If you’re not the world’s most tech-savvy business owner, you may have missed the boat on the HTTP versus HTTPS discussion. Don’t worry. We’re here to fill you in. Here’s what’s happening:
What is HTTP?
Hyper Text Transfer Protocol (HTTP) is the protocol through which data is sent from a person’s desktop or smart phone to the website he is visiting.
What is HTTPS?
HTTPS is a similar protocol, but with the added (and essential) benefit of web encryption. The ‘S’ at the end of this acronym stands for ‘Secure’. You may have noticed a little padlock icon that has begun to appear next to certain company addresses (see below). Web browsers like Internet Explorer, Firefox and Chrome use this padlock to indicate that all communications between a visitor’s browser and the destination website are encrypted. HTTPS has long been used to protect online transactions used in banking and online shopping.
Why does HTTP or HTTPS matter for my business website?
If you accept credit card payments directly on your website, you definitely need encryption in place to protect your customers’ credit card information. If you offer quote request forms (where visitors enter their addresses, phone numbers, and other data), you should also seriously consider this switch.

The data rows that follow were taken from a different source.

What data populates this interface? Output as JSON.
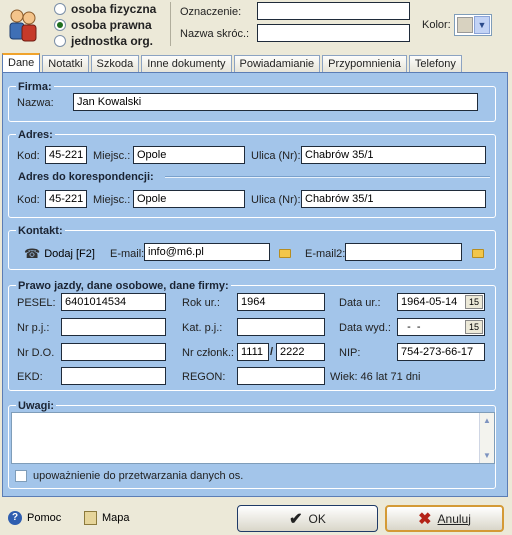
{
  "header": {
    "radio_options": [
      {
        "label": "osoba fizyczna",
        "selected": false
      },
      {
        "label": "osoba prawna",
        "selected": true
      },
      {
        "label": "jednostka org.",
        "selected": false
      }
    ],
    "oznaczenie_label": "Oznaczenie:",
    "oznaczenie_value": "",
    "nazwa_skroc_label": "Nazwa skróc.:",
    "nazwa_skroc_value": "",
    "kolor_label": "Kolor:"
  },
  "tabs": [
    "Dane",
    "Notatki",
    "Szkoda",
    "Inne dokumenty",
    "Powiadamianie",
    "Przypomnienia",
    "Telefony"
  ],
  "firma": {
    "title": "Firma:",
    "nazwa_label": "Nazwa:",
    "nazwa_value": "Jan Kowalski"
  },
  "adres": {
    "title": "Adres:",
    "kod_label": "Kod:",
    "kod_value": "45-221",
    "miejsc_label": "Miejsc.:",
    "miejsc_value": "Opole",
    "ulica_label": "Ulica (Nr):",
    "ulica_value": "Chabrów 35/1"
  },
  "adres_kor": {
    "title": "Adres do korespondencji:",
    "kod_label": "Kod:",
    "kod_value": "45-221",
    "miejsc_label": "Miejsc.:",
    "miejsc_value": "Opole",
    "ulica_label": "Ulica (Nr):",
    "ulica_value": "Chabrów 35/1"
  },
  "kontakt": {
    "title": "Kontakt:",
    "dodaj_label": "Dodaj [F2]",
    "email_label": "E-mail:",
    "email_value": "info@m6.pl",
    "email2_label": "E-mail2:",
    "email2_value": ""
  },
  "prawo": {
    "title": "Prawo jazdy, dane osobowe, dane firmy:",
    "pesel_label": "PESEL:",
    "pesel_value": "6401014534",
    "rok_label": "Rok ur.:",
    "rok_value": "1964",
    "data_ur_label": "Data ur.:",
    "data_ur_value": "1964-05-14",
    "nrpj_label": "Nr p.j.:",
    "nrpj_value": "",
    "katpj_label": "Kat. p.j.:",
    "katpj_value": "",
    "data_wyd_label": "Data wyd.:",
    "data_wyd_value": "  -  -",
    "nrdo_label": "Nr D.O.",
    "nrdo_value": "",
    "nrczl_label": "Nr członk.:",
    "nrczl_value1": "1111",
    "nrczl_sep": "/",
    "nrczl_value2": "2222",
    "nip_label": "NIP:",
    "nip_value": "754-273-66-17",
    "ekd_label": "EKD:",
    "ekd_value": "",
    "regon_label": "REGON:",
    "regon_value": "",
    "wiek_text": "Wiek: 46 lat 71 dni",
    "cal_glyph": "15"
  },
  "uwagi": {
    "title": "Uwagi:",
    "value": "",
    "consent_label": "upoważnienie do przetwarzania danych os.",
    "consent_checked": false
  },
  "footer": {
    "pomoc_label": "Pomoc",
    "mapa_label": "Mapa",
    "ok_label": "OK",
    "anuluj_label": "Anuluj"
  }
}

Sadly, the Internet is crawling with criminals and hackers. These guys can see and steal—even alter—any information that is sent from your customers to your site’s server. If you’re having trouble wrapping your brain around what this means, imagine a tube that runs between your customer’s computer and your business website. With HTTP, the tube is transparent. Anyone can see what’s inside. With HTTPS, the tube is all wrapped up. No one can see its contents except for the intended recipient (you), looking through the opening at the other end.
What is happening now that makes HTTPS even more important?
Beginning July 2018, Google’s Chrome browser will flag every site that doesn’t use HTTPS encryption. This is an update set to happen with the launch of Chrome 68, but it’s not the first time Chrome or Google has stressed the importance of secure transfer protocol. (Several years ago, Google put out the call for ALL websites to beef up their security.) Technology experts have been urging sites to encrypt for years, and for reasons beyond just privacy and confidentiality. For example, unsecured sites may open the door to the injection of spyware, or malicious ads getting displayed to your users.
Why should I care about getting flagged?
Getting “flagged” is kind of a big deal. If you don’t have an HTTPS website, Chrome will alert people that your site is “not secure,” and prominently highlight this fact in the user’s URL bar. Even if your business does not collect online payments or require customers to log in, the notice may frighten some people away.
Roughly two thirds of all Internet searches are conducted through Google. If a significant number of customers find you or contact you via the Internet, you run the risk of losing all that business when Google starts telling them your website is unsafe. (See below.)
Additionally, we know that Google uses HTTPS as a ranking signal. So if you’re trying to get ahead of your competitors when customers search for “contractor” or “landscaper” or whatever it is that you do, having an HTTPS website will give you an edge over other local websites.
How do I update from an HTTP website to an HTTPS site?
It’s not as complicated as you may think, but if you have any doubts in your DIY tech abilities, it might be best to contact your web developer. Here’s a complete guide on switching from HTTP to HTTPS. Meanwhile, as you’re thinking about your business and your customers’ online security, take a minute to learn more about cyber attack insurance. You might be surprised by some of the facts.